Data extracted from a collection
────

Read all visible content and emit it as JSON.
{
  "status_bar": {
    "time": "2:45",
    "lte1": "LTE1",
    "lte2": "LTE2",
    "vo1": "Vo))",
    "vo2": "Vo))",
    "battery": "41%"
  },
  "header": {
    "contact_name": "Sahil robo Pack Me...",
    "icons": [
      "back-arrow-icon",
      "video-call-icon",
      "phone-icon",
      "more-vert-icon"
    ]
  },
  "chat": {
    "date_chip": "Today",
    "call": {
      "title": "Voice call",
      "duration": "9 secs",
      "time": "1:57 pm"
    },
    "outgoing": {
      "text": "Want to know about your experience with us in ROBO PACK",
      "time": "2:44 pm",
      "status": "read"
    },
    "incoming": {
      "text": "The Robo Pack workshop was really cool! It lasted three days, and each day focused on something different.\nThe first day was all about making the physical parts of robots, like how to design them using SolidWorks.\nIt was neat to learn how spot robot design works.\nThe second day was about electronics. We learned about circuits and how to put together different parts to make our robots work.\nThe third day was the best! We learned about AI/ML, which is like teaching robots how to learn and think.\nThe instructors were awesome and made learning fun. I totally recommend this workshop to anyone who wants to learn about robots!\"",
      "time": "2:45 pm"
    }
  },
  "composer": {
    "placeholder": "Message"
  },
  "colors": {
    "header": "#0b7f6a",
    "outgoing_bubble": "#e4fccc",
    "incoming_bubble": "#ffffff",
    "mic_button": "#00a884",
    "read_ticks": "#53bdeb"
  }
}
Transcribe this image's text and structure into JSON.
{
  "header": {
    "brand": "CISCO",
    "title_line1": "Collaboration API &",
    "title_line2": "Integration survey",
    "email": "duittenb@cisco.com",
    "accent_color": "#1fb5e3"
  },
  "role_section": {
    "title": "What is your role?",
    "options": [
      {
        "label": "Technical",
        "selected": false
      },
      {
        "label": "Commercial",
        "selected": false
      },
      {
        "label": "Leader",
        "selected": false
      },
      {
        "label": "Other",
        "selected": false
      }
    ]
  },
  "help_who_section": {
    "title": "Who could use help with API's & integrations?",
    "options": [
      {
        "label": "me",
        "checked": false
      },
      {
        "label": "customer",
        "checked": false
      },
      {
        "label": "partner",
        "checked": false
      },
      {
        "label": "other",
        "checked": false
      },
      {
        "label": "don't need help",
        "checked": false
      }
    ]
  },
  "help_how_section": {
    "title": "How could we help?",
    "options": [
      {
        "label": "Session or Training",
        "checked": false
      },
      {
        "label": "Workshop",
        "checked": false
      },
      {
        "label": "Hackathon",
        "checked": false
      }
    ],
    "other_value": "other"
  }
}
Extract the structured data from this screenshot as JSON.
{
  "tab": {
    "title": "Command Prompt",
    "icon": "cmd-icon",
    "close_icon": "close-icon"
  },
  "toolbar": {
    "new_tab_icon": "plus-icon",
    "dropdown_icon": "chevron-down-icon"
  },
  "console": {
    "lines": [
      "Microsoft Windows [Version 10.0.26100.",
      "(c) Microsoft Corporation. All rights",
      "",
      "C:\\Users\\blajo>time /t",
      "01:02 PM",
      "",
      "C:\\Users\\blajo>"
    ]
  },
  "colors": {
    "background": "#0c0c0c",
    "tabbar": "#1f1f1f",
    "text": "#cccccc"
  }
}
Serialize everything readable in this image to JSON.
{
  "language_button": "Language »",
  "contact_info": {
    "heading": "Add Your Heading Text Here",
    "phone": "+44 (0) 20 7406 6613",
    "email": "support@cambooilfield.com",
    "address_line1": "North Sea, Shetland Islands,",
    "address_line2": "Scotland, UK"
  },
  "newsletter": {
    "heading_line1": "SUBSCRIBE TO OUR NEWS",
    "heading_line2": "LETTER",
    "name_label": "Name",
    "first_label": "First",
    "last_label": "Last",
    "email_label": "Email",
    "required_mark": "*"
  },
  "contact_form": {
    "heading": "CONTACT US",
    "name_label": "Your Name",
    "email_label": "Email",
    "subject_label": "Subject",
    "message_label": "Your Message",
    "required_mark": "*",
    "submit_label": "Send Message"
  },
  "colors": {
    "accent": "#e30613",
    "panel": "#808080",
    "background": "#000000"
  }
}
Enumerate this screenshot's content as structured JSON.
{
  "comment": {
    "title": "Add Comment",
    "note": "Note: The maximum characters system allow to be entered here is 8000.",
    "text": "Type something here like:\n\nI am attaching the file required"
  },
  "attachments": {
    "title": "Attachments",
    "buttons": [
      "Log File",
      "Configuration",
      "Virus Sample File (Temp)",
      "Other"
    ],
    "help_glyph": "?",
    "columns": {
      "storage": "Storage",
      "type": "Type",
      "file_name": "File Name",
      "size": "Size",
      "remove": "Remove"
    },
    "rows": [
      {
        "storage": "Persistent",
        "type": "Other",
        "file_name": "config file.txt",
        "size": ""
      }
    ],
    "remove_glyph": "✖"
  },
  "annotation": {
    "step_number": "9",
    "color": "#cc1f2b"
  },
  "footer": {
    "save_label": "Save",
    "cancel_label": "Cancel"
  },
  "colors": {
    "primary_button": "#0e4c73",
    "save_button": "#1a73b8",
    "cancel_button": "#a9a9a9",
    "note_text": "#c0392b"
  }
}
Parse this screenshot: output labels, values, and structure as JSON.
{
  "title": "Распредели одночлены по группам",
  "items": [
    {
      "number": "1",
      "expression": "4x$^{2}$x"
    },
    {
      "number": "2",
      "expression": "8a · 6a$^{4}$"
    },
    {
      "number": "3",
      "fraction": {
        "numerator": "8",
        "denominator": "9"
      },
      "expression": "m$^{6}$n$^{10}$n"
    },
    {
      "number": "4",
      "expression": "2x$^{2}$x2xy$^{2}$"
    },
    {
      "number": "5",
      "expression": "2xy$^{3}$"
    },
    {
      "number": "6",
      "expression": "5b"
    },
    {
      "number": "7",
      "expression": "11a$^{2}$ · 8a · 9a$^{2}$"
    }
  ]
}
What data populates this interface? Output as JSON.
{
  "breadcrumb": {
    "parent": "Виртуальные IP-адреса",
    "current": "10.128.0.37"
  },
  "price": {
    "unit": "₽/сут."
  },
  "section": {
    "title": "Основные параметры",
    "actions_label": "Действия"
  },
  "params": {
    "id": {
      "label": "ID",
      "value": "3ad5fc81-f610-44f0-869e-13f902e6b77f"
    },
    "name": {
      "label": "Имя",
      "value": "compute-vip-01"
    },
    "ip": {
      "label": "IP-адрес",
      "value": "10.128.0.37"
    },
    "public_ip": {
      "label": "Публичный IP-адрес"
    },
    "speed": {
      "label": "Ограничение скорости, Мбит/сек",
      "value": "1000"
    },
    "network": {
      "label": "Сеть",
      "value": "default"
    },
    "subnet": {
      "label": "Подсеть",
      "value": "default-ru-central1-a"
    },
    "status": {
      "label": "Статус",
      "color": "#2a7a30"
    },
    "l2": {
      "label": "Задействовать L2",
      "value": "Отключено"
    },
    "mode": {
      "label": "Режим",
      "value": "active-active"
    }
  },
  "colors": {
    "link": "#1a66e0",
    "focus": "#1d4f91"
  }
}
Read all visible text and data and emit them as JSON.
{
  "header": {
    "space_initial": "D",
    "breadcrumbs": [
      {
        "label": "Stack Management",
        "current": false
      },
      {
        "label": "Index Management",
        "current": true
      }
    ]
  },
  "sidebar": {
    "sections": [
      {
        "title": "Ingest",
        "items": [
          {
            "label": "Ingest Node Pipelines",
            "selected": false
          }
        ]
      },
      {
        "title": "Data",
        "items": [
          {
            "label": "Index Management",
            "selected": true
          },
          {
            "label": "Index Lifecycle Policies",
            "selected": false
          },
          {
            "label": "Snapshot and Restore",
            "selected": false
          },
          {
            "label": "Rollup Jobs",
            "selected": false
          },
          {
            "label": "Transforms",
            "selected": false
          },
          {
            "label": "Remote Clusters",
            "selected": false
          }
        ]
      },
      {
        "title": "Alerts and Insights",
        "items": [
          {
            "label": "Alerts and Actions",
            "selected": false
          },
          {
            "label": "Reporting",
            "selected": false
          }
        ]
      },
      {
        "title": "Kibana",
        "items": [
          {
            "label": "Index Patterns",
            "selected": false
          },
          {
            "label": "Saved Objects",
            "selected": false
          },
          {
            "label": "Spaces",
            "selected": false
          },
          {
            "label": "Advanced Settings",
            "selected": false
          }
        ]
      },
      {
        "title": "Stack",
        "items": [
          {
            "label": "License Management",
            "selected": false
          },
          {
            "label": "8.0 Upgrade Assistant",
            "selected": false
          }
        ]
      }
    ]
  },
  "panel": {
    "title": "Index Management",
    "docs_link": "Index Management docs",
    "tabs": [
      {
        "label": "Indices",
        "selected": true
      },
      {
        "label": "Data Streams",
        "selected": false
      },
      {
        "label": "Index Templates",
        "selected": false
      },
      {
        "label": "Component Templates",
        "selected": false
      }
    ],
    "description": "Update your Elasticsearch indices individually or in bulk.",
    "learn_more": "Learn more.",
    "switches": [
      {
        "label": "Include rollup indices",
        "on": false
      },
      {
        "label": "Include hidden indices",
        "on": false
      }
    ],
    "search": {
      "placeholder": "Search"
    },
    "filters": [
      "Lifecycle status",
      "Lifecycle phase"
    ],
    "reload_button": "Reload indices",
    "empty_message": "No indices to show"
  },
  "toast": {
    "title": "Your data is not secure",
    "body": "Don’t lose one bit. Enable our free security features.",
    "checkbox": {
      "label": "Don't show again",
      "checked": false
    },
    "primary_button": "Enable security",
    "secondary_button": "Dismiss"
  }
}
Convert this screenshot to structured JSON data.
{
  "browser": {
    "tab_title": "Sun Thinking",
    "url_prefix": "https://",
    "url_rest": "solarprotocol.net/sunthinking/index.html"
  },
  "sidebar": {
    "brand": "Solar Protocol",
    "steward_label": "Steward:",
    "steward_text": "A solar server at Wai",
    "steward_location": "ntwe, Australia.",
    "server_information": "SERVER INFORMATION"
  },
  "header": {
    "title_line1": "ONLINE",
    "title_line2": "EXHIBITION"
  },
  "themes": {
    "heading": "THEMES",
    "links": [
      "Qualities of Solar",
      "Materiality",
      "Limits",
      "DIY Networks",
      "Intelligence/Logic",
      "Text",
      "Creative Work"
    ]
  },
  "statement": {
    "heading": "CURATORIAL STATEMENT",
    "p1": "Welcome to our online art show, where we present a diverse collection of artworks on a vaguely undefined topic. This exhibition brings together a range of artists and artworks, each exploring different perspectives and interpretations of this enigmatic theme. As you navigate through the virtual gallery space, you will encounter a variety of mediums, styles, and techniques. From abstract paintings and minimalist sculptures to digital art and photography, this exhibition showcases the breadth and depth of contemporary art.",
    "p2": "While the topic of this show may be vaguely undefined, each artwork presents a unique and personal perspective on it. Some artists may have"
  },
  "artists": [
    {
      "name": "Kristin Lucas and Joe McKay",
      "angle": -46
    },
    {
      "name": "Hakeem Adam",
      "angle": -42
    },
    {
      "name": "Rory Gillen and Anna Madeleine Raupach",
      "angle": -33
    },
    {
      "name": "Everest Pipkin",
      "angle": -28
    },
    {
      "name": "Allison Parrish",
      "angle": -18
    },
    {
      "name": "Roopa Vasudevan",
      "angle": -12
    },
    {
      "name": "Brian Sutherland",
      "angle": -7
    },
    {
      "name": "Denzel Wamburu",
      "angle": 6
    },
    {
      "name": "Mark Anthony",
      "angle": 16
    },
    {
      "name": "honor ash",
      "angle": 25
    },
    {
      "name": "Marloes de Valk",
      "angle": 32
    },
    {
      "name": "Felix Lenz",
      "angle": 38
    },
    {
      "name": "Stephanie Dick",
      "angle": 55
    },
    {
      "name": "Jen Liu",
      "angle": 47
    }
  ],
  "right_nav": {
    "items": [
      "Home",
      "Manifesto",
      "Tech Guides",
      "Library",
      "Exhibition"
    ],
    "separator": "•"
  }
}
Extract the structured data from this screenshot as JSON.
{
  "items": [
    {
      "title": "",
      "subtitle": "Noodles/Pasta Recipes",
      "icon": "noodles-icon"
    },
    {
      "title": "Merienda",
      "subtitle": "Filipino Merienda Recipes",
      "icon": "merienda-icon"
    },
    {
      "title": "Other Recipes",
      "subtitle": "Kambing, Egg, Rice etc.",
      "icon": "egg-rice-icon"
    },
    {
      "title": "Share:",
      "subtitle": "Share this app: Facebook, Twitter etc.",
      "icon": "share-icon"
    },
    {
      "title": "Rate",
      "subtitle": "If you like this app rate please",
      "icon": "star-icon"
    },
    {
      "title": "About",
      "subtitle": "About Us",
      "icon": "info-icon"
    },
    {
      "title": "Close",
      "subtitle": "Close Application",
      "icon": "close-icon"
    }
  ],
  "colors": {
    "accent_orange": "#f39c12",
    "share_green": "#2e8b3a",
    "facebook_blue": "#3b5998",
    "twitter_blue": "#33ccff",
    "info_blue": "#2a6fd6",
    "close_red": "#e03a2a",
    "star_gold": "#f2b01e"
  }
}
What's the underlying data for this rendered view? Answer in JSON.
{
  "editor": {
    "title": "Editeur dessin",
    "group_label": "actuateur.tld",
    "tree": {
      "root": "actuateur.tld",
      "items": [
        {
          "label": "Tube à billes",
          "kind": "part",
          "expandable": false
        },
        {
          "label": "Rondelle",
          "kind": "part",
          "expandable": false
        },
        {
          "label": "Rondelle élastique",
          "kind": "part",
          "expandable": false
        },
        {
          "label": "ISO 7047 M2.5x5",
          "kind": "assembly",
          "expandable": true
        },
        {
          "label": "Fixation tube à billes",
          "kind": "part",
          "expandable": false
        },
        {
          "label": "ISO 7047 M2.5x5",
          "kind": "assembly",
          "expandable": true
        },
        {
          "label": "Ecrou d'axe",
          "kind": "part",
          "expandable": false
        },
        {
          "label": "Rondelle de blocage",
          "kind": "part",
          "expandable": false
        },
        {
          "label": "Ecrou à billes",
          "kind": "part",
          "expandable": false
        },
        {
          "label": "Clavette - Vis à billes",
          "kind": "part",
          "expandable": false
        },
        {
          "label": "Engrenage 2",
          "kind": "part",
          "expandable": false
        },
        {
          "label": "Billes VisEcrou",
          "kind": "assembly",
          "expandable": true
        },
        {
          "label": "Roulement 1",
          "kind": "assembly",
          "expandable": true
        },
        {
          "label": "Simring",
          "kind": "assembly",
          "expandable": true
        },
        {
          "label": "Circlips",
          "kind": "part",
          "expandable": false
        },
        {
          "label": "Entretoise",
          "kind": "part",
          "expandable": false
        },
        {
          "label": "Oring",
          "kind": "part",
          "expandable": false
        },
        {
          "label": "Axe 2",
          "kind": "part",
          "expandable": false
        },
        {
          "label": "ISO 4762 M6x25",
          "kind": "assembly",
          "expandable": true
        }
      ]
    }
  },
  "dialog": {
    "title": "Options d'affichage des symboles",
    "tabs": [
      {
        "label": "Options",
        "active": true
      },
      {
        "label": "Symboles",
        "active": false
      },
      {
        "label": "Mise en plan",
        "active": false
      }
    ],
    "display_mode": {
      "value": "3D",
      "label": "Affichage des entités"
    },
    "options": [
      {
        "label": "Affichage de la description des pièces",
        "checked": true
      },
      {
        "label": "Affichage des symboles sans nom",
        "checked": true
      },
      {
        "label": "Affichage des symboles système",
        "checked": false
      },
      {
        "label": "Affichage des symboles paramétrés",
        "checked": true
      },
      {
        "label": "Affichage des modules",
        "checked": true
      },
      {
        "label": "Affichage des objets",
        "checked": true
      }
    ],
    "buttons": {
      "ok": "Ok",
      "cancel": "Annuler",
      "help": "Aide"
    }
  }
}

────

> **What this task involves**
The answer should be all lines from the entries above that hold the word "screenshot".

> **Exercise solution**
Extract the structured data from this screenshot as JSON.
Enumerate this screenshot's content as structured JSON.
Parse this screenshot: output labels, values, and structure as JSON.
Convert this screenshot to structured JSON data.
Extract the structured data from this screenshot as JSON.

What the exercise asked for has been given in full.